## EXERCISE DESCRIPTION
Check every line below for the string "JSON", and copy the lines that contain it.
BEGIN EXERCISE INPUTS
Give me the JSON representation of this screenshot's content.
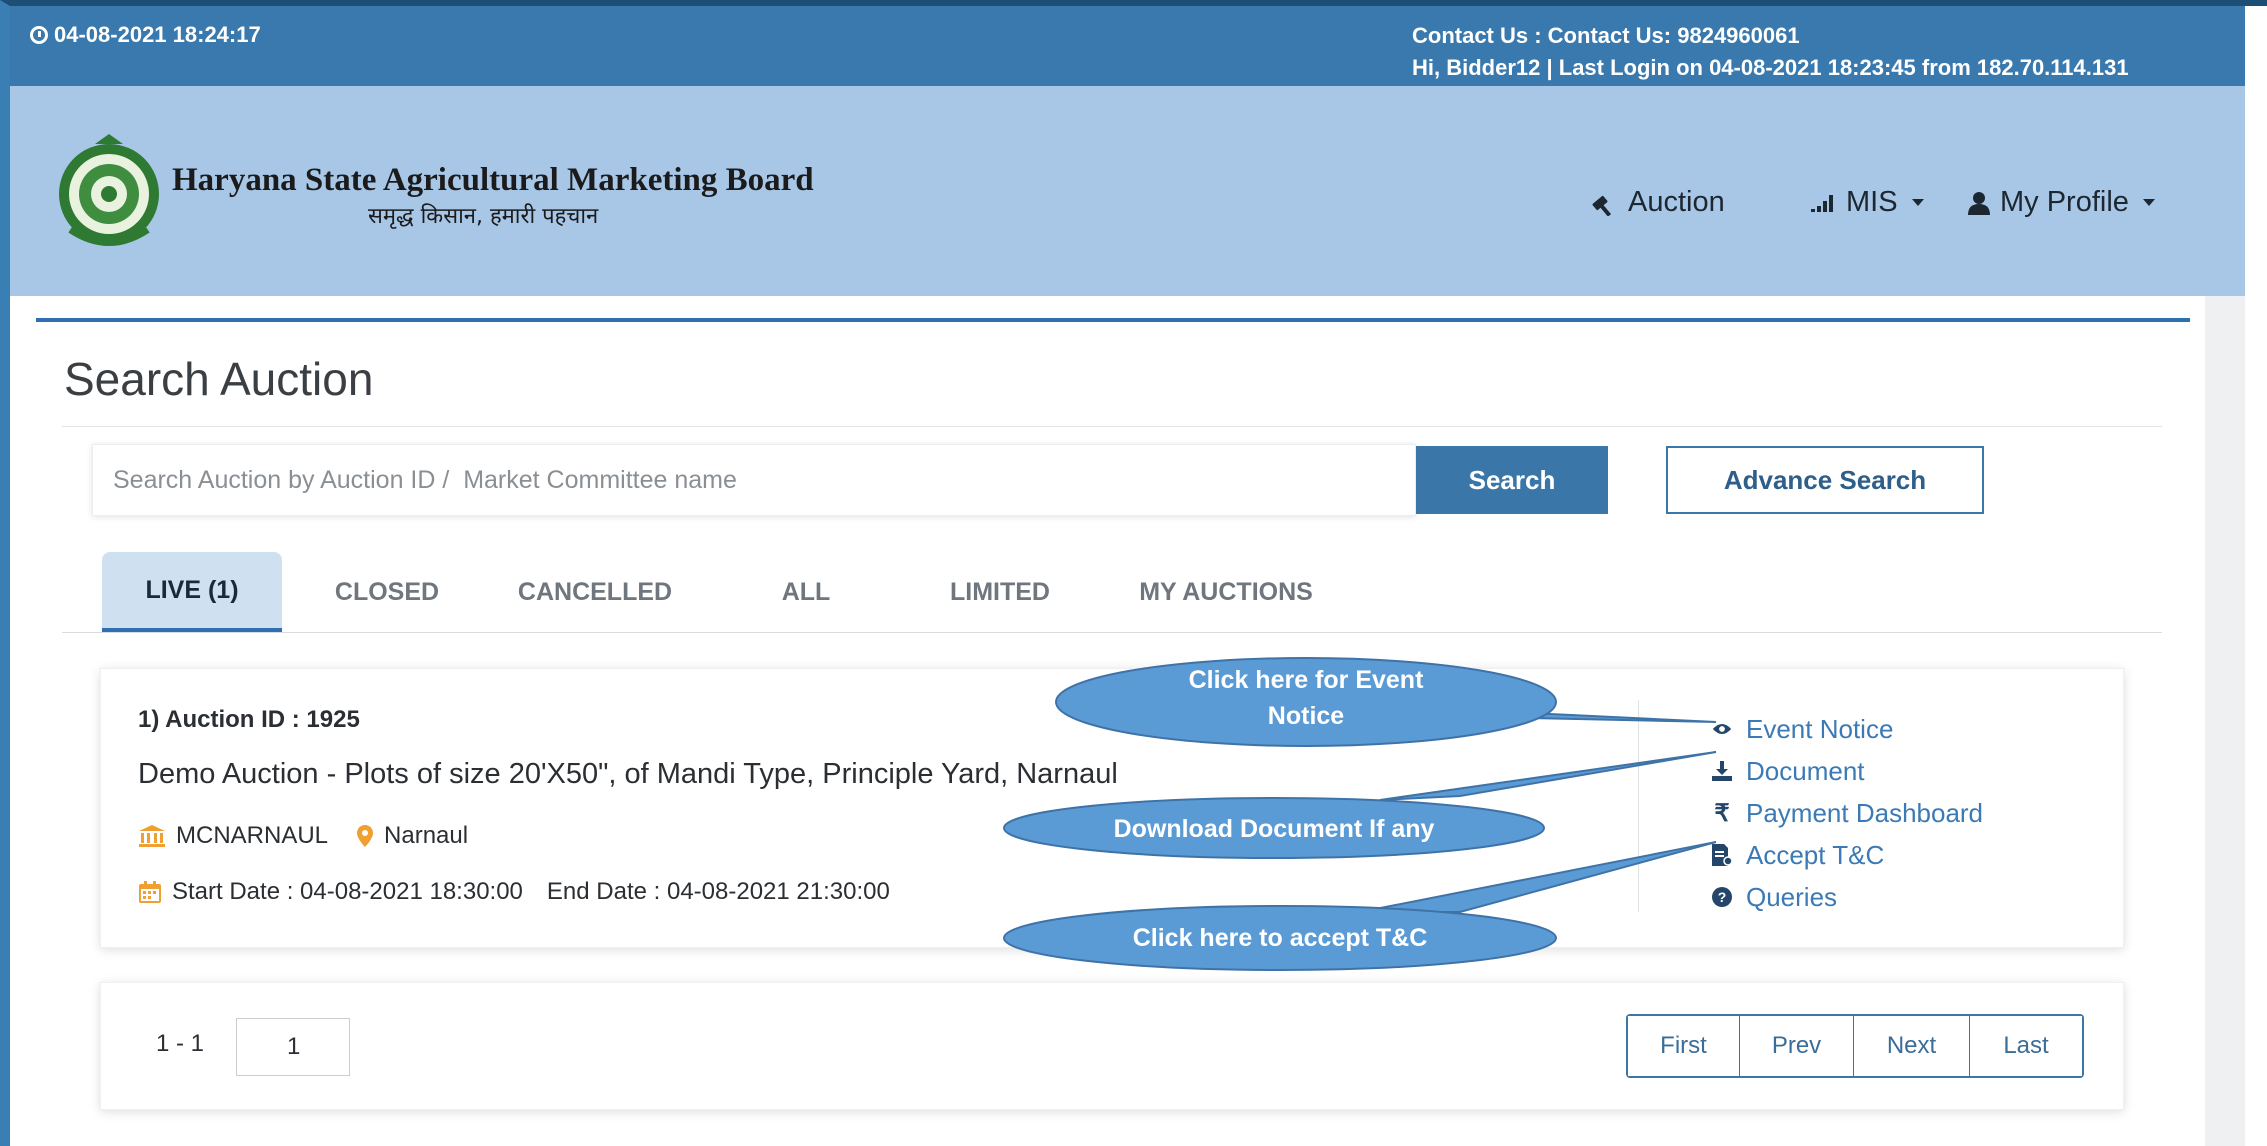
{
  "topbar": {
    "datetime": "04-08-2021 18:24:17",
    "contact": "Contact Us : Contact Us: 9824960061",
    "login_info": "Hi, Bidder12 | Last Login on 04-08-2021 18:23:45 from 182.70.114.131"
  },
  "brand": {
    "title": "Haryana State Agricultural Marketing Board",
    "subtitle": "समृद्ध किसान, हमारी पहचान"
  },
  "nav": {
    "auction": "Auction",
    "mis": "MIS",
    "profile": "My Profile"
  },
  "page": {
    "title": "Search Auction"
  },
  "search": {
    "placeholder": "Search Auction by Auction ID /  Market Committee name",
    "value": "",
    "search_label": "Search",
    "advance_label": "Advance Search"
  },
  "tabs": [
    {
      "label": "LIVE (1)",
      "active": true
    },
    {
      "label": "CLOSED",
      "active": false
    },
    {
      "label": "CANCELLED",
      "active": false
    },
    {
      "label": "ALL",
      "active": false
    },
    {
      "label": "LIMITED",
      "active": false
    },
    {
      "label": "MY AUCTIONS",
      "active": false
    }
  ],
  "auction": {
    "id_line": "1) Auction ID : 1925",
    "title": "Demo Auction - Plots of size 20'X50\", of Mandi Type, Principle Yard, Narnaul",
    "committee": "MCNARNAUL",
    "location": "Narnaul",
    "start": "Start Date : 04-08-2021 18:30:00",
    "end": "End Date : 04-08-2021 21:30:00",
    "actions": [
      {
        "label": "Event Notice",
        "icon": "eye-icon"
      },
      {
        "label": "Document",
        "icon": "download-icon"
      },
      {
        "label": "Payment Dashboard",
        "icon": "rupee-icon"
      },
      {
        "label": "Accept T&C",
        "icon": "file-sign-icon"
      },
      {
        "label": "Queries",
        "icon": "question-circle-icon"
      }
    ]
  },
  "pagination": {
    "range": "1 - 1",
    "page_value": "1",
    "first": "First",
    "prev": "Prev",
    "next": "Next",
    "last": "Last"
  },
  "callouts": {
    "event_notice": "Click here for Event Notice",
    "document": "Download Document If any",
    "accept_tc": "Click here to accept T&C"
  },
  "colors": {
    "topbar": "#3a79ad",
    "header": "#a8c7e7",
    "accent": "#3a76a8",
    "callout": "#5b9bd5",
    "link": "#3b7ab4",
    "icon_orange": "#f0a030"
  }
}
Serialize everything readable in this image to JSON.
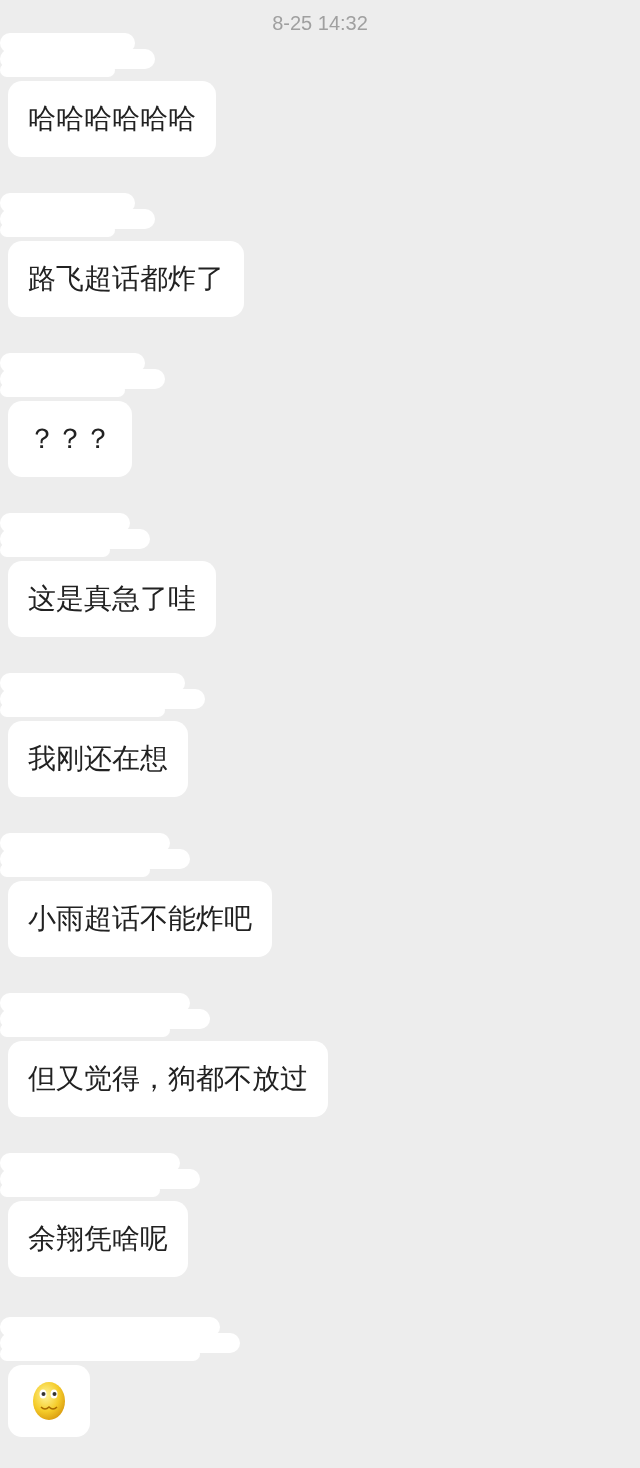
{
  "timestamp": "8-25 14:32",
  "messages": [
    {
      "kind": "text",
      "sender_redacted": true,
      "text": "哈哈哈哈哈哈"
    },
    {
      "kind": "text",
      "sender_redacted": true,
      "text": "路飞超话都炸了"
    },
    {
      "kind": "text",
      "sender_redacted": true,
      "text": "？？？"
    },
    {
      "kind": "text",
      "sender_redacted": true,
      "text": "这是真急了哇"
    },
    {
      "kind": "text",
      "sender_redacted": true,
      "text": "我刚还在想"
    },
    {
      "kind": "text",
      "sender_redacted": true,
      "text": "小雨超话不能炸吧"
    },
    {
      "kind": "text",
      "sender_redacted": true,
      "text": "但又觉得，狗都不放过"
    },
    {
      "kind": "text",
      "sender_redacted": true,
      "text": "余翔凭啥呢"
    },
    {
      "kind": "emoji",
      "sender_redacted": true
    }
  ]
}
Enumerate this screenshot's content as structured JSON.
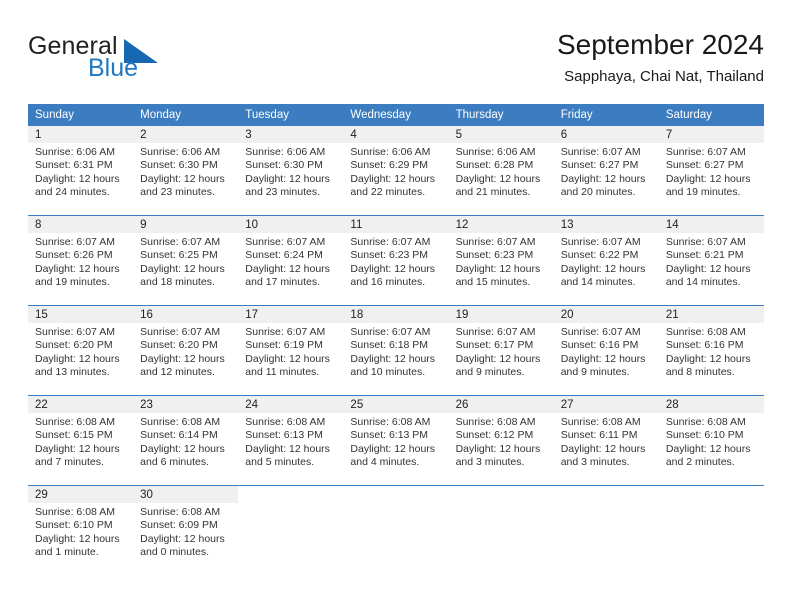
{
  "brand": {
    "name_part1": "General",
    "name_part2": "Blue",
    "accent_color": "#1668b3",
    "triangle_icon": "triangle-icon"
  },
  "header": {
    "month_title": "September 2024",
    "location": "Sapphaya, Chai Nat, Thailand"
  },
  "calendar": {
    "header_background": "#3b7dc0",
    "daynum_background": "#f0f0f0",
    "weekday_headers": [
      "Sunday",
      "Monday",
      "Tuesday",
      "Wednesday",
      "Thursday",
      "Friday",
      "Saturday"
    ],
    "weeks": [
      [
        {
          "day": "1",
          "sunrise": "Sunrise: 6:06 AM",
          "sunset": "Sunset: 6:31 PM",
          "daylight_line1": "Daylight: 12 hours",
          "daylight_line2": "and 24 minutes."
        },
        {
          "day": "2",
          "sunrise": "Sunrise: 6:06 AM",
          "sunset": "Sunset: 6:30 PM",
          "daylight_line1": "Daylight: 12 hours",
          "daylight_line2": "and 23 minutes."
        },
        {
          "day": "3",
          "sunrise": "Sunrise: 6:06 AM",
          "sunset": "Sunset: 6:30 PM",
          "daylight_line1": "Daylight: 12 hours",
          "daylight_line2": "and 23 minutes."
        },
        {
          "day": "4",
          "sunrise": "Sunrise: 6:06 AM",
          "sunset": "Sunset: 6:29 PM",
          "daylight_line1": "Daylight: 12 hours",
          "daylight_line2": "and 22 minutes."
        },
        {
          "day": "5",
          "sunrise": "Sunrise: 6:06 AM",
          "sunset": "Sunset: 6:28 PM",
          "daylight_line1": "Daylight: 12 hours",
          "daylight_line2": "and 21 minutes."
        },
        {
          "day": "6",
          "sunrise": "Sunrise: 6:07 AM",
          "sunset": "Sunset: 6:27 PM",
          "daylight_line1": "Daylight: 12 hours",
          "daylight_line2": "and 20 minutes."
        },
        {
          "day": "7",
          "sunrise": "Sunrise: 6:07 AM",
          "sunset": "Sunset: 6:27 PM",
          "daylight_line1": "Daylight: 12 hours",
          "daylight_line2": "and 19 minutes."
        }
      ],
      [
        {
          "day": "8",
          "sunrise": "Sunrise: 6:07 AM",
          "sunset": "Sunset: 6:26 PM",
          "daylight_line1": "Daylight: 12 hours",
          "daylight_line2": "and 19 minutes."
        },
        {
          "day": "9",
          "sunrise": "Sunrise: 6:07 AM",
          "sunset": "Sunset: 6:25 PM",
          "daylight_line1": "Daylight: 12 hours",
          "daylight_line2": "and 18 minutes."
        },
        {
          "day": "10",
          "sunrise": "Sunrise: 6:07 AM",
          "sunset": "Sunset: 6:24 PM",
          "daylight_line1": "Daylight: 12 hours",
          "daylight_line2": "and 17 minutes."
        },
        {
          "day": "11",
          "sunrise": "Sunrise: 6:07 AM",
          "sunset": "Sunset: 6:23 PM",
          "daylight_line1": "Daylight: 12 hours",
          "daylight_line2": "and 16 minutes."
        },
        {
          "day": "12",
          "sunrise": "Sunrise: 6:07 AM",
          "sunset": "Sunset: 6:23 PM",
          "daylight_line1": "Daylight: 12 hours",
          "daylight_line2": "and 15 minutes."
        },
        {
          "day": "13",
          "sunrise": "Sunrise: 6:07 AM",
          "sunset": "Sunset: 6:22 PM",
          "daylight_line1": "Daylight: 12 hours",
          "daylight_line2": "and 14 minutes."
        },
        {
          "day": "14",
          "sunrise": "Sunrise: 6:07 AM",
          "sunset": "Sunset: 6:21 PM",
          "daylight_line1": "Daylight: 12 hours",
          "daylight_line2": "and 14 minutes."
        }
      ],
      [
        {
          "day": "15",
          "sunrise": "Sunrise: 6:07 AM",
          "sunset": "Sunset: 6:20 PM",
          "daylight_line1": "Daylight: 12 hours",
          "daylight_line2": "and 13 minutes."
        },
        {
          "day": "16",
          "sunrise": "Sunrise: 6:07 AM",
          "sunset": "Sunset: 6:20 PM",
          "daylight_line1": "Daylight: 12 hours",
          "daylight_line2": "and 12 minutes."
        },
        {
          "day": "17",
          "sunrise": "Sunrise: 6:07 AM",
          "sunset": "Sunset: 6:19 PM",
          "daylight_line1": "Daylight: 12 hours",
          "daylight_line2": "and 11 minutes."
        },
        {
          "day": "18",
          "sunrise": "Sunrise: 6:07 AM",
          "sunset": "Sunset: 6:18 PM",
          "daylight_line1": "Daylight: 12 hours",
          "daylight_line2": "and 10 minutes."
        },
        {
          "day": "19",
          "sunrise": "Sunrise: 6:07 AM",
          "sunset": "Sunset: 6:17 PM",
          "daylight_line1": "Daylight: 12 hours",
          "daylight_line2": "and 9 minutes."
        },
        {
          "day": "20",
          "sunrise": "Sunrise: 6:07 AM",
          "sunset": "Sunset: 6:16 PM",
          "daylight_line1": "Daylight: 12 hours",
          "daylight_line2": "and 9 minutes."
        },
        {
          "day": "21",
          "sunrise": "Sunrise: 6:08 AM",
          "sunset": "Sunset: 6:16 PM",
          "daylight_line1": "Daylight: 12 hours",
          "daylight_line2": "and 8 minutes."
        }
      ],
      [
        {
          "day": "22",
          "sunrise": "Sunrise: 6:08 AM",
          "sunset": "Sunset: 6:15 PM",
          "daylight_line1": "Daylight: 12 hours",
          "daylight_line2": "and 7 minutes."
        },
        {
          "day": "23",
          "sunrise": "Sunrise: 6:08 AM",
          "sunset": "Sunset: 6:14 PM",
          "daylight_line1": "Daylight: 12 hours",
          "daylight_line2": "and 6 minutes."
        },
        {
          "day": "24",
          "sunrise": "Sunrise: 6:08 AM",
          "sunset": "Sunset: 6:13 PM",
          "daylight_line1": "Daylight: 12 hours",
          "daylight_line2": "and 5 minutes."
        },
        {
          "day": "25",
          "sunrise": "Sunrise: 6:08 AM",
          "sunset": "Sunset: 6:13 PM",
          "daylight_line1": "Daylight: 12 hours",
          "daylight_line2": "and 4 minutes."
        },
        {
          "day": "26",
          "sunrise": "Sunrise: 6:08 AM",
          "sunset": "Sunset: 6:12 PM",
          "daylight_line1": "Daylight: 12 hours",
          "daylight_line2": "and 3 minutes."
        },
        {
          "day": "27",
          "sunrise": "Sunrise: 6:08 AM",
          "sunset": "Sunset: 6:11 PM",
          "daylight_line1": "Daylight: 12 hours",
          "daylight_line2": "and 3 minutes."
        },
        {
          "day": "28",
          "sunrise": "Sunrise: 6:08 AM",
          "sunset": "Sunset: 6:10 PM",
          "daylight_line1": "Daylight: 12 hours",
          "daylight_line2": "and 2 minutes."
        }
      ],
      [
        {
          "day": "29",
          "sunrise": "Sunrise: 6:08 AM",
          "sunset": "Sunset: 6:10 PM",
          "daylight_line1": "Daylight: 12 hours",
          "daylight_line2": "and 1 minute."
        },
        {
          "day": "30",
          "sunrise": "Sunrise: 6:08 AM",
          "sunset": "Sunset: 6:09 PM",
          "daylight_line1": "Daylight: 12 hours",
          "daylight_line2": "and 0 minutes."
        },
        {
          "day": "",
          "sunrise": "",
          "sunset": "",
          "daylight_line1": "",
          "daylight_line2": ""
        },
        {
          "day": "",
          "sunrise": "",
          "sunset": "",
          "daylight_line1": "",
          "daylight_line2": ""
        },
        {
          "day": "",
          "sunrise": "",
          "sunset": "",
          "daylight_line1": "",
          "daylight_line2": ""
        },
        {
          "day": "",
          "sunrise": "",
          "sunset": "",
          "daylight_line1": "",
          "daylight_line2": ""
        },
        {
          "day": "",
          "sunrise": "",
          "sunset": "",
          "daylight_line1": "",
          "daylight_line2": ""
        }
      ]
    ]
  }
}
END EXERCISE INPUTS
## EXERCISE OUTPUT
Give me the JSON representation of this screenshot's content.
Serialize everything readable in this image to JSON.
Enumerate this screenshot's content as structured JSON.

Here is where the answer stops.